I walked up the stairs and he stepped aside to let me in the kitchen.
“Friends of yours?” he inquired simply, walking over to the stove.
“Not sure. Friends of an old friend, maybe.” I was thinking of my run-in with Thomas Cornelius the night before.
Dad opened the pot with the wild rice, stirred it to check its consistency and said, “There were bad vibes coming from that car.” He looked me in the eye, anticipating my wise crack. “And I don’t mean bad car maintenance!” Went back to the cooking. He knew me too well to probe any further.
“I hear you, Man on the Moon.” I kissed Dad’s cheek and got myself an all-natural mint ice tea from the fridge.
While Dadster, the giant at the toy stove, tended to the kitchen, I walked out into the wild garden where the rest of the family was making a racket like Super Bowl. Mundy had organized a ‘Battle of the Sexes,’ Keith and Mundy vs. Sunny and Jen.
It turned out to be a very nice dinner, Sunny held back on her corporate raids and Dad didn’t mention the cancer of capitalism. It was like a temporary cease-fire, the usual family conflicts suppressed. Don’t mention the war. Mundy told some nice action laden journalistic stories for the kids and Mom was watching us from the wings, enjoying as much as possible the short time with a full family in her home.
Sunny refilled the kids’ cups with soda. “By the way, I changed my name back to Moonstone,” she declared.
“Hear, hear.” My Dad had never liked the ‘Highler’ name, never had liked Tom anyway.
Mom clapped her hand. “Now the sun and the moon are together again, like they should be.” She leaned over to give Sunny a kiss.
Mundy turned to me. “Callie, what about your day as a policewoman?”
Jennifer looked up at Mundy and corrected him with the full seriousness of a kid’s absolute knowledge. “There is no such thing as a policewoman.

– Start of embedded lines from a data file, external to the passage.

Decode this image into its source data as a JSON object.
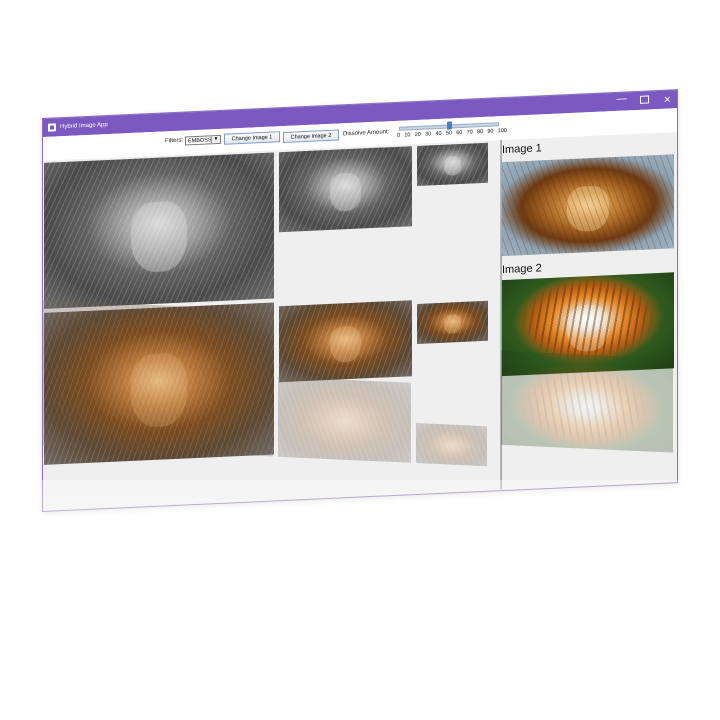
{
  "window": {
    "title": "Hybrid Image App",
    "minimize_glyph": "—",
    "maximize_glyph": "",
    "close_glyph": "✕",
    "accent_color": "#7b59c0"
  },
  "toolbar": {
    "filters_label": "Filters:",
    "filter_selected": "EMBOSS",
    "change_image_1": "Change Image 1",
    "change_image_2": "Change Image 2",
    "dissolve_label": "Dissolve Amount:",
    "slider_value": 50,
    "slider_ticks": [
      "0",
      "10",
      "20",
      "30",
      "40",
      "50",
      "60",
      "70",
      "80",
      "90",
      "100"
    ]
  },
  "right_panel": {
    "image1_label": "Image 1",
    "image2_label": "Image 2"
  },
  "icons": {
    "app": "app-icon",
    "dropdown": "chevron-down-icon"
  }
}
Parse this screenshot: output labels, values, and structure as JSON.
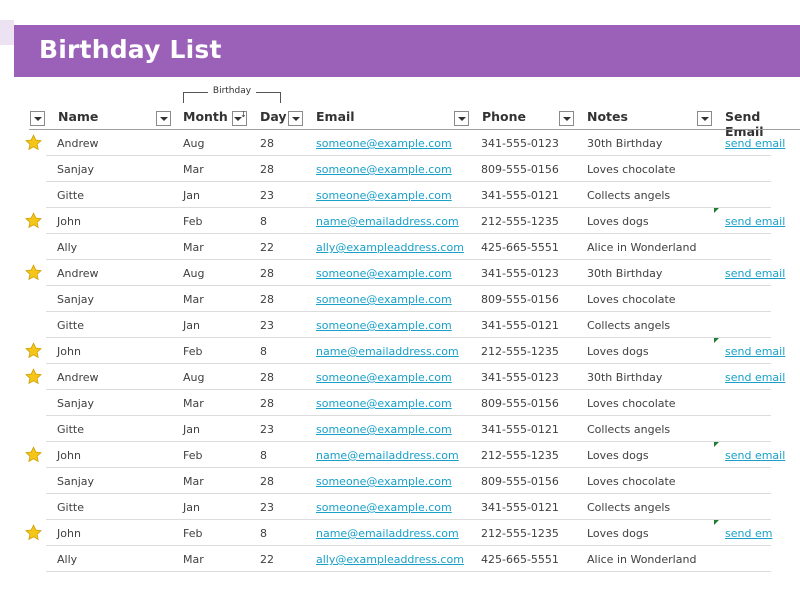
{
  "title": "Birthday List",
  "group_label": "Birthday",
  "columns": {
    "name": "Name",
    "month": "Month",
    "day": "Day",
    "email": "Email",
    "phone": "Phone",
    "notes": "Notes",
    "send_email": "Send Email"
  },
  "rows": [
    {
      "star": true,
      "name": "Andrew",
      "month": "Aug",
      "day": "28",
      "email": "someone@example.com",
      "phone": "341-555-0123",
      "notes": "30th Birthday",
      "send": "send email",
      "flag": false
    },
    {
      "star": false,
      "name": "Sanjay",
      "month": "Mar",
      "day": "28",
      "email": "someone@example.com",
      "phone": "809-555-0156",
      "notes": "Loves chocolate",
      "send": "",
      "flag": false
    },
    {
      "star": false,
      "name": "Gitte",
      "month": "Jan",
      "day": "23",
      "email": "someone@example.com",
      "phone": "341-555-0121",
      "notes": "Collects angels",
      "send": "",
      "flag": false
    },
    {
      "star": true,
      "name": "John",
      "month": "Feb",
      "day": "8",
      "email": "name@emailaddress.com",
      "phone": "212-555-1235",
      "notes": "Loves dogs",
      "send": "send email",
      "flag": true
    },
    {
      "star": false,
      "name": "Ally",
      "month": "Mar",
      "day": "22",
      "email": "ally@exampleaddress.com",
      "phone": "425-665-5551",
      "notes": "Alice in Wonderland",
      "send": "",
      "flag": false
    },
    {
      "star": true,
      "name": "Andrew",
      "month": "Aug",
      "day": "28",
      "email": "someone@example.com",
      "phone": "341-555-0123",
      "notes": "30th Birthday",
      "send": "send email",
      "flag": false
    },
    {
      "star": false,
      "name": "Sanjay",
      "month": "Mar",
      "day": "28",
      "email": "someone@example.com",
      "phone": "809-555-0156",
      "notes": "Loves chocolate",
      "send": "",
      "flag": false
    },
    {
      "star": false,
      "name": "Gitte",
      "month": "Jan",
      "day": "23",
      "email": "someone@example.com",
      "phone": "341-555-0121",
      "notes": "Collects angels",
      "send": "",
      "flag": false
    },
    {
      "star": true,
      "name": "John",
      "month": "Feb",
      "day": "8",
      "email": "name@emailaddress.com",
      "phone": "212-555-1235",
      "notes": "Loves dogs",
      "send": "send email",
      "flag": true
    },
    {
      "star": true,
      "name": "Andrew",
      "month": "Aug",
      "day": "28",
      "email": "someone@example.com",
      "phone": "341-555-0123",
      "notes": "30th Birthday",
      "send": "send email",
      "flag": false
    },
    {
      "star": false,
      "name": "Sanjay",
      "month": "Mar",
      "day": "28",
      "email": "someone@example.com",
      "phone": "809-555-0156",
      "notes": "Loves chocolate",
      "send": "",
      "flag": false
    },
    {
      "star": false,
      "name": "Gitte",
      "month": "Jan",
      "day": "23",
      "email": "someone@example.com",
      "phone": "341-555-0121",
      "notes": "Collects angels",
      "send": "",
      "flag": false
    },
    {
      "star": true,
      "name": "John",
      "month": "Feb",
      "day": "8",
      "email": "name@emailaddress.com",
      "phone": "212-555-1235",
      "notes": "Loves dogs",
      "send": "send email",
      "flag": true
    },
    {
      "star": false,
      "name": "Sanjay",
      "month": "Mar",
      "day": "28",
      "email": "someone@example.com",
      "phone": "809-555-0156",
      "notes": "Loves chocolate",
      "send": "",
      "flag": false
    },
    {
      "star": false,
      "name": "Gitte",
      "month": "Jan",
      "day": "23",
      "email": "someone@example.com",
      "phone": "341-555-0121",
      "notes": "Collects angels",
      "send": "",
      "flag": false
    },
    {
      "star": true,
      "name": "John",
      "month": "Feb",
      "day": "8",
      "email": "name@emailaddress.com",
      "phone": "212-555-1235",
      "notes": "Loves dogs",
      "send": "send em",
      "flag": true
    },
    {
      "star": false,
      "name": "Ally",
      "month": "Mar",
      "day": "22",
      "email": "ally@exampleaddress.com",
      "phone": "425-665-5551",
      "notes": "Alice in Wonderland",
      "send": "",
      "flag": false
    }
  ],
  "colors": {
    "title_bar": "#9b61b8",
    "link": "#1aa0c9",
    "star": "#f5c518"
  }
}
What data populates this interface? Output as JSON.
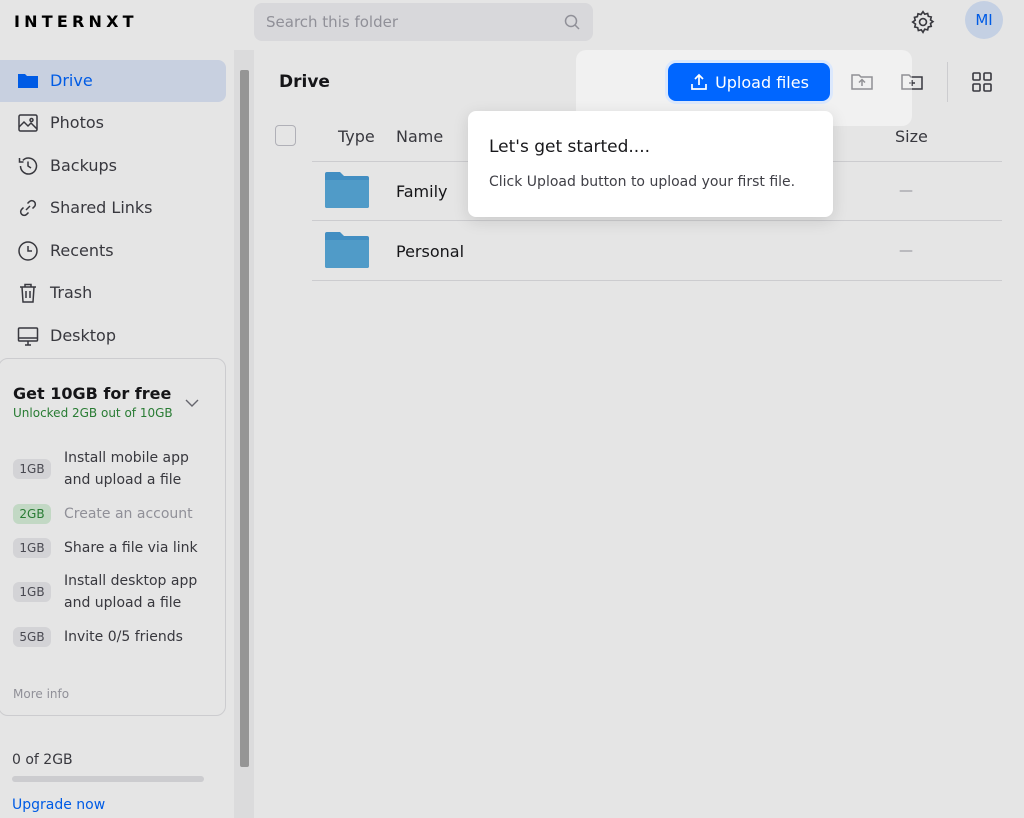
{
  "header": {
    "logo": "INTERNXT",
    "search_placeholder": "Search this folder",
    "avatar_initials": "MI"
  },
  "sidebar": {
    "items": [
      {
        "label": "Drive",
        "icon": "folder-icon",
        "active": true
      },
      {
        "label": "Photos",
        "icon": "image-icon"
      },
      {
        "label": "Backups",
        "icon": "history-icon"
      },
      {
        "label": "Shared Links",
        "icon": "link-icon"
      },
      {
        "label": "Recents",
        "icon": "clock-icon"
      },
      {
        "label": "Trash",
        "icon": "trash-icon"
      },
      {
        "label": "Desktop",
        "icon": "monitor-icon"
      }
    ],
    "promo": {
      "title": "Get 10GB for free",
      "subtitle": "Unlocked 2GB out of 10GB",
      "tasks": [
        {
          "size": "1GB",
          "text_line1": "Install mobile app",
          "text_line2": "and upload a file",
          "done": false
        },
        {
          "size": "2GB",
          "text_line1": "Create an account",
          "text_line2": "",
          "done": true
        },
        {
          "size": "1GB",
          "text_line1": "Share a file via link",
          "text_line2": "",
          "done": false
        },
        {
          "size": "1GB",
          "text_line1": "Install desktop app",
          "text_line2": "and upload a file",
          "done": false
        },
        {
          "size": "5GB",
          "text_line1": "Invite 0/5 friends",
          "text_line2": "",
          "done": false
        }
      ],
      "more_info": "More info"
    },
    "usage_text": "0 of 2GB",
    "usage_fraction": 0,
    "upgrade_label": "Upgrade now"
  },
  "main": {
    "title": "Drive",
    "upload_label": "Upload files",
    "columns": {
      "type": "Type",
      "name": "Name",
      "size": "Size"
    },
    "rows": [
      {
        "name": "Family",
        "size": "—"
      },
      {
        "name": "Personal",
        "size": "—"
      }
    ]
  },
  "tooltip": {
    "title": "Let's get started....",
    "body": "Click Upload button to upload your first file."
  },
  "colors": {
    "accent": "#0066ff",
    "active_bg": "#dfe8fa",
    "folder": "#5aaddf",
    "success": "#2e8b3a"
  }
}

It’s called police officers, now.” Dallas, Texas!
“We did some interviews. Dull stuff, come to think of it. In my opinion, we got no closer to finding the murderer.”
“How is Andrew Altward?” Dad was asking.
“You know him?”
“Andrew is a regular contributor to our cause,” Dad said. “We sat together on some events. Not lately though, haven’t seen him for a while.”
“He has a very nice penthouse overlooking North Bay and Coronado.”
Mom asked. “Did you meet any of his young girlfriends? At some of the social events, he turned up with young things at his side.”
“No, just the maid.”
“He got hit very hard?” Mundy was asking with mouth full. Jennifer playfully hit him in the ribs.
“Some eighteenth century jewelry got stolen, nothing spectacular, around 500K value.”
“In the news, they said that they are baffled how the murderer had gotten into the safe.”
“Yeah, it is an impressive construction. A whole floor turned into a safe, plenty of electronics.”
The most chaotic moment of the Thanksgiving dinner was the moment when Mom declared the choices for desert. Jennifer and Keith had been under the impression that the salad and vegetables were a mere starter and that the turkey entree was about to come. The wailing and crying were so loud that Mom gave in, went over to the Kozlowski’s and begged for some slices of leftover meat.
Mom sat through the rest of the dinner with arms folded, looking disapprovingly at the children wolfing down cold roasted turkey.
“Mom, look at it from the light side. At least the meat is kosher,” I said to cheer her up.
Mundy got Sunny into a discussion about law ethics in America and Dad and I played a round of softball with Keith while Jen and Mom did the kitchen. Almost a real family. And for the first time on this trip, I felt content.
Thecalm before the storm.